Exercise prompt:
In full and without alteration, write out the data below.

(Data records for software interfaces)
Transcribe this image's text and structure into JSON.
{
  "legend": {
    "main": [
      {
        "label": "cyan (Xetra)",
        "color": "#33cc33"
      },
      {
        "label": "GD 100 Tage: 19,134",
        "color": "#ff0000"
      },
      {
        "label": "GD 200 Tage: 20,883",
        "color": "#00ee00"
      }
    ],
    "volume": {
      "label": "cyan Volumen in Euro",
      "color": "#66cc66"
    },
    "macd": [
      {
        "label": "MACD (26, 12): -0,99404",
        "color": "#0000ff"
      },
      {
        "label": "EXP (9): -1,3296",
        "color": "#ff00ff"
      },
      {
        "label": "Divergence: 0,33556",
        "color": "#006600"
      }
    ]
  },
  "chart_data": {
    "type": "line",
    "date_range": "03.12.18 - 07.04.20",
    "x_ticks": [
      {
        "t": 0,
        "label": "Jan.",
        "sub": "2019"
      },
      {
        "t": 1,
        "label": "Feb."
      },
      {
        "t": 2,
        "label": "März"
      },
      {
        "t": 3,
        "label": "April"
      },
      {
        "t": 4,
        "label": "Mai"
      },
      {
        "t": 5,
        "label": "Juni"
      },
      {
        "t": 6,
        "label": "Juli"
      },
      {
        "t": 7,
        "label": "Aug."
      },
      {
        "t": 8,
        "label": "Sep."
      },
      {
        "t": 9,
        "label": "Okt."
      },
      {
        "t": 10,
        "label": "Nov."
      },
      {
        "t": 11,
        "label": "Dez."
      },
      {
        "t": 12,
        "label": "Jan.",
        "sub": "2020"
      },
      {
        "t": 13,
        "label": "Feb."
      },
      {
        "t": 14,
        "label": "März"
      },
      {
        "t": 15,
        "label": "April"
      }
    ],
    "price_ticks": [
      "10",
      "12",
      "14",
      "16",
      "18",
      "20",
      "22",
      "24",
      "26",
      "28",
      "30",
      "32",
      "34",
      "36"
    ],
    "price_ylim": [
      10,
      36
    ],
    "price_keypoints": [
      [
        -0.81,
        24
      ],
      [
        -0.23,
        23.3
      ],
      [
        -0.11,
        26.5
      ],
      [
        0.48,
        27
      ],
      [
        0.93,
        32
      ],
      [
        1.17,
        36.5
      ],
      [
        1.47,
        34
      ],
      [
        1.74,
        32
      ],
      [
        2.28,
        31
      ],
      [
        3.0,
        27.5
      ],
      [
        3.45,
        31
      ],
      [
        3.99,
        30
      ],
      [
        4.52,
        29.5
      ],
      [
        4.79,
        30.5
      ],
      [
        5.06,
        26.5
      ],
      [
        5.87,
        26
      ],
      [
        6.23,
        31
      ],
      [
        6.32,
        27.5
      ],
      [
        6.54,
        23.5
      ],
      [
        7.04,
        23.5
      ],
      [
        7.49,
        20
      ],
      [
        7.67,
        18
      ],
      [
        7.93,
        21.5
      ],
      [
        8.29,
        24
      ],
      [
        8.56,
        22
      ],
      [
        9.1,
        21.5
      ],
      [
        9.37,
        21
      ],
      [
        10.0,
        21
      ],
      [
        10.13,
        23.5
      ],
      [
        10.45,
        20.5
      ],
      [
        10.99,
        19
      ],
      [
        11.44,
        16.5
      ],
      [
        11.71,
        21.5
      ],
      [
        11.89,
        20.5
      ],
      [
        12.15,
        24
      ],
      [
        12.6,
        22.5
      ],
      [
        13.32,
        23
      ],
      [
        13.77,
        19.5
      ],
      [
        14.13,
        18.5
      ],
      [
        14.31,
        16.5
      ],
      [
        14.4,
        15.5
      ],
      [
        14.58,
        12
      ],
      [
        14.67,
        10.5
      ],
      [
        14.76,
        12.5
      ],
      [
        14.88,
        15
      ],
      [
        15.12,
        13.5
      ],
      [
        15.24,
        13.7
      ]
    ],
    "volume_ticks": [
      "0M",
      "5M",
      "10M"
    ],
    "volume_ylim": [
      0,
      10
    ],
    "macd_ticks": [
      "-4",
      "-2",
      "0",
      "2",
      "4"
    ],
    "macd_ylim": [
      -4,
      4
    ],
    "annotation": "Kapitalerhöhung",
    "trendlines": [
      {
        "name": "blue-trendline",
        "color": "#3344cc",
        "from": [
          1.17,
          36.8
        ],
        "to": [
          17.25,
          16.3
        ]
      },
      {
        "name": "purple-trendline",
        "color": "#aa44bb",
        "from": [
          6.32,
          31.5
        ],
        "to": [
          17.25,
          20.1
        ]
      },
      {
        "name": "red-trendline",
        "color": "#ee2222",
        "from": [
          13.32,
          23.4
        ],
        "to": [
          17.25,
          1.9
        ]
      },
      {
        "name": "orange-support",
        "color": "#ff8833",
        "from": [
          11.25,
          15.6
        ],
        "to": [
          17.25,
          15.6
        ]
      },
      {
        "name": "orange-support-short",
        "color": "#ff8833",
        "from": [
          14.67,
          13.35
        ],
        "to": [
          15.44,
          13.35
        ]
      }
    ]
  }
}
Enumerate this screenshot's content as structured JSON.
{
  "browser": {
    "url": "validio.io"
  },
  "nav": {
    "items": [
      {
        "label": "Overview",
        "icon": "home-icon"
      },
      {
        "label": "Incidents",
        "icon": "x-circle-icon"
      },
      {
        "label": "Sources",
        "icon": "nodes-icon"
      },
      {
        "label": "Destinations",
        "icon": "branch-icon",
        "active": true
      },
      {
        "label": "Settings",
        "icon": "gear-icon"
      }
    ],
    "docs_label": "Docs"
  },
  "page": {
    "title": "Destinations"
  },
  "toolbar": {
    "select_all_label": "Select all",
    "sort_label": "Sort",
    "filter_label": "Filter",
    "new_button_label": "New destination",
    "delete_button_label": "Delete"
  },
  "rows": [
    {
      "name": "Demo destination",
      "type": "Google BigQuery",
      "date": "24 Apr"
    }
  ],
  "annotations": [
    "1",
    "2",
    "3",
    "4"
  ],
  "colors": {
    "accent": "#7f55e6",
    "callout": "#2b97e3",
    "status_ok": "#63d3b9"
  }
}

Result of this task:
Transcribe this image's text and structure into JSON.
{
  "legend": {
    "main": [
      {
        "label": "cyan (Xetra)",
        "color": "#33cc33"
      },
      {
        "label": "GD 100 Tage: 19,134",
        "color": "#ff0000"
      },
      {
        "label": "GD 200 Tage: 20,883",
        "color": "#00ee00"
      }
    ],
    "volume": {
      "label": "cyan Volumen in Euro",
      "color": "#66cc66"
    },
    "macd": [
      {
        "label": "MACD (26, 12): -0,99404",
        "color": "#0000ff"
      },
      {
        "label": "EXP (9): -1,3296",
        "color": "#ff00ff"
      },
      {
        "label": "Divergence: 0,33556",
        "color": "#006600"
      }
    ]
  },
  "chart_data": {
    "type": "line",
    "date_range": "03.12.18 - 07.04.20",
    "x_ticks": [
      {
        "t": 0,
        "label": "Jan.",
        "sub": "2019"
      },
      {
        "t": 1,
        "label": "Feb."
      },
      {
        "t": 2,
        "label": "März"
      },
      {
        "t": 3,
        "label": "April"
      },
      {
        "t": 4,
        "label": "Mai"
      },
      {
        "t": 5,
        "label": "Juni"
      },
      {
        "t": 6,
        "label": "Juli"
      },
      {
        "t": 7,
        "label": "Aug."
      },
      {
        "t": 8,
        "label": "Sep."
      },
      {
        "t": 9,
        "label": "Okt."
      },
      {
        "t": 10,
        "label": "Nov."
      },
      {
        "t": 11,
        "label": "Dez."
      },
      {
        "t": 12,
        "label": "Jan.",
        "sub": "2020"
      },
      {
        "t": 13,
        "label": "Feb."
      },
      {
        "t": 14,
        "label": "März"
      },
      {
        "t": 15,
        "label": "April"
      }
    ],
    "price_ticks": [
      "10",
      "12",
      "14",
      "16",
      "18",
      "20",
      "22",
      "24",
      "26",
      "28",
      "30",
      "32",
      "34",
      "36"
    ],
    "price_ylim": [
      10,
      36
    ],
    "price_keypoints": [
      [
        -0.81,
        24
      ],
      [
        -0.23,
        23.3
      ],
      [
        -0.11,
        26.5
      ],
      [
        0.48,
        27
      ],
      [
        0.93,
        32
      ],
      [
        1.17,
        36.5
      ],
      [
        1.47,
        34
      ],
      [
        1.74,
        32
      ],
      [
        2.28,
        31
      ],
      [
        3.0,
        27.5
      ],
      [
        3.45,
        31
      ],
      [
        3.99,
        30
      ],
      [
        4.52,
        29.5
      ],
      [
        4.79,
        30.5
      ],
      [
        5.06,
        26.5
      ],
      [
        5.87,
        26
      ],
      [
        6.23,
        31
      ],
      [
        6.32,
        27.5
      ],
      [
        6.54,
        23.5
      ],
      [
        7.04,
        23.5
      ],
      [
        7.49,
        20
      ],
      [
        7.67,
        18
      ],
      [
        7.93,
        21.5
      ],
      [
        8.29,
        24
      ],
      [
        8.56,
        22
      ],
      [
        9.1,
        21.5
      ],
      [
        9.37,
        21
      ],
      [
        10.0,
        21
      ],
      [
        10.13,
        23.5
      ],
      [
        10.45,
        20.5
      ],
      [
        10.99,
        19
      ],
      [
        11.44,
        16.5
      ],
      [
        11.71,
        21.5
      ],
      [
        11.89,
        20.5
      ],
      [
        12.15,
        24
      ],
      [
        12.6,
        22.5
      ],
      [
        13.32,
        23
      ],
      [
        13.77,
        19.5
      ],
      [
        14.13,
        18.5
      ],
      [
        14.31,
        16.5
      ],
      [
        14.4,
        15.5
      ],
      [
        14.58,
        12
      ],
      [
        14.67,
        10.5
      ],
      [
        14.76,
        12.5
      ],
      [
        14.88,
        15
      ],
      [
        15.12,
        13.5
      ],
      [
        15.24,
        13.7
      ]
    ],
    "volume_ticks": [
      "0M",
      "5M",
      "10M"
    ],
    "volume_ylim": [
      0,
      10
    ],
    "macd_ticks": [
      "-4",
      "-2",
      "0",
      "2",
      "4"
    ],
    "macd_ylim": [
      -4,
      4
    ],
    "annotation": "Kapitalerhöhung",
    "trendlines": [
      {
        "name": "blue-trendline",
        "color": "#3344cc",
        "from": [
          1.17,
          36.8
        ],
        "to": [
          17.25,
          16.3
        ]
      },
      {
        "name": "purple-trendline",
        "color": "#aa44bb",
        "from": [
          6.32,
          31.5
        ],
        "to": [
          17.25,
          20.1
        ]
      },
      {
        "name": "red-trendline",
        "color": "#ee2222",
        "from": [
          13.32,
          23.4
        ],
        "to": [
          17.25,
          1.9
        ]
      },
      {
        "name": "orange-support",
        "color": "#ff8833",
        "from": [
          11.25,
          15.6
        ],
        "to": [
          17.25,
          15.6
        ]
      },
      {
        "name": "orange-support-short",
        "color": "#ff8833",
        "from": [
          14.67,
          13.35
        ],
        "to": [
          15.44,
          13.35
        ]
      }
    ]
  }
}
Enumerate this screenshot's content as structured JSON.
{
  "browser": {
    "url": "validio.io"
  },
  "nav": {
    "items": [
      {
        "label": "Overview",
        "icon": "home-icon"
      },
      {
        "label": "Incidents",
        "icon": "x-circle-icon"
      },
      {
        "label": "Sources",
        "icon": "nodes-icon"
      },
      {
        "label": "Destinations",
        "icon": "branch-icon",
        "active": true
      },
      {
        "label": "Settings",
        "icon": "gear-icon"
      }
    ],
    "docs_label": "Docs"
  },
  "page": {
    "title": "Destinations"
  },
  "toolbar": {
    "select_all_label": "Select all",
    "sort_label": "Sort",
    "filter_label": "Filter",
    "new_button_label": "New destination",
    "delete_button_label": "Delete"
  },
  "rows": [
    {
      "name": "Demo destination",
      "type": "Google BigQuery",
      "date": "24 Apr"
    }
  ],
  "annotations": [
    "1",
    "2",
    "3",
    "4"
  ],
  "colors": {
    "accent": "#7f55e6",
    "callout": "#2b97e3",
    "status_ok": "#63d3b9"
  }
}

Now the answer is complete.